Stored records
——————

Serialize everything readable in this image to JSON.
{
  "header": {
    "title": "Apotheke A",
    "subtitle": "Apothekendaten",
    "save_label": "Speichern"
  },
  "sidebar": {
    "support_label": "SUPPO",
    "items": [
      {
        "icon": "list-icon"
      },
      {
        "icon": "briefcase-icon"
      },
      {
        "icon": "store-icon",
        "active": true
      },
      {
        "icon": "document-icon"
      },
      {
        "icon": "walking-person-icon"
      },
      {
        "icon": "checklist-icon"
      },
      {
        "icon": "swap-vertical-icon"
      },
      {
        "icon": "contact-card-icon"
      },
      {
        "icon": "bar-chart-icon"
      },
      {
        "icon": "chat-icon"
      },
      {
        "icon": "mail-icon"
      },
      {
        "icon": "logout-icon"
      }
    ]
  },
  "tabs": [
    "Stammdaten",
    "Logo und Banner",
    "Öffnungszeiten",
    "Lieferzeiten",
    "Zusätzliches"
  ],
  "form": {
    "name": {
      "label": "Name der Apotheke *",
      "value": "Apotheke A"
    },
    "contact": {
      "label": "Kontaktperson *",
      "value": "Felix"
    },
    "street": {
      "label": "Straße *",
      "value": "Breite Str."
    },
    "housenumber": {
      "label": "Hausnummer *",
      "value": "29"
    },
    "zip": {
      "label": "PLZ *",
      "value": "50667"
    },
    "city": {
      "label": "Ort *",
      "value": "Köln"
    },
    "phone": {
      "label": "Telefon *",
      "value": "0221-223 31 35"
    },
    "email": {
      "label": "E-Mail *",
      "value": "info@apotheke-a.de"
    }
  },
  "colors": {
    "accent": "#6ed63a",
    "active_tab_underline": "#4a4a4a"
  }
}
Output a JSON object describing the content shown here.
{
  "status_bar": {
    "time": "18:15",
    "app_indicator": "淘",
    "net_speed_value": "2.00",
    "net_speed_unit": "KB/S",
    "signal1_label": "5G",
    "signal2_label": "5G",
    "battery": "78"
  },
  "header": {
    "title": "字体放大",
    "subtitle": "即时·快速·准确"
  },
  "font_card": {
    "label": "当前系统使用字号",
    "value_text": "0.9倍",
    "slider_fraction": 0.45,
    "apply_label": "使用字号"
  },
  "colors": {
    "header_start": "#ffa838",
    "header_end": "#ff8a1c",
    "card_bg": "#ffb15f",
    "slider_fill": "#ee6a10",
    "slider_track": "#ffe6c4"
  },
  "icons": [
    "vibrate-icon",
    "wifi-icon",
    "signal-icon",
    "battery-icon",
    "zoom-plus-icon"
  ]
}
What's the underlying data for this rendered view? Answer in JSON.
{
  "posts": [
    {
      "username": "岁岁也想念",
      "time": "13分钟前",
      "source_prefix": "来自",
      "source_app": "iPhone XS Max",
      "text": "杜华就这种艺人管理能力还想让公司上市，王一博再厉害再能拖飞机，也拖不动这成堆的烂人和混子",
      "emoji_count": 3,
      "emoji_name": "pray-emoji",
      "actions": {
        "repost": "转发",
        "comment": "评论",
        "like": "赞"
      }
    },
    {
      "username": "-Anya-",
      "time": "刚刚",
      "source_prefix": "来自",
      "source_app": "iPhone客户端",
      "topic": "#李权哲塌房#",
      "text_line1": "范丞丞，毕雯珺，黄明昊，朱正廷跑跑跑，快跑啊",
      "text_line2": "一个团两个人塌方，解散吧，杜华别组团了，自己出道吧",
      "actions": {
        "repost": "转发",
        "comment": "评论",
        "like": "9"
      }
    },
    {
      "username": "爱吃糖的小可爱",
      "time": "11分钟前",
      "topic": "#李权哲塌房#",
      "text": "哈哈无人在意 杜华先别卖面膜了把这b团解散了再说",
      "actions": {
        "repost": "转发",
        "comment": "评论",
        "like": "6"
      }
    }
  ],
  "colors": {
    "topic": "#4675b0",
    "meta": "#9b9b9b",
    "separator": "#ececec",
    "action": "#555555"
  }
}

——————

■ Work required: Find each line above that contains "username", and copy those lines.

■ Reply:
      "username": "岁岁也想念",
      "username": "-Anya-",
      "username": "爱吃糖的小可爱",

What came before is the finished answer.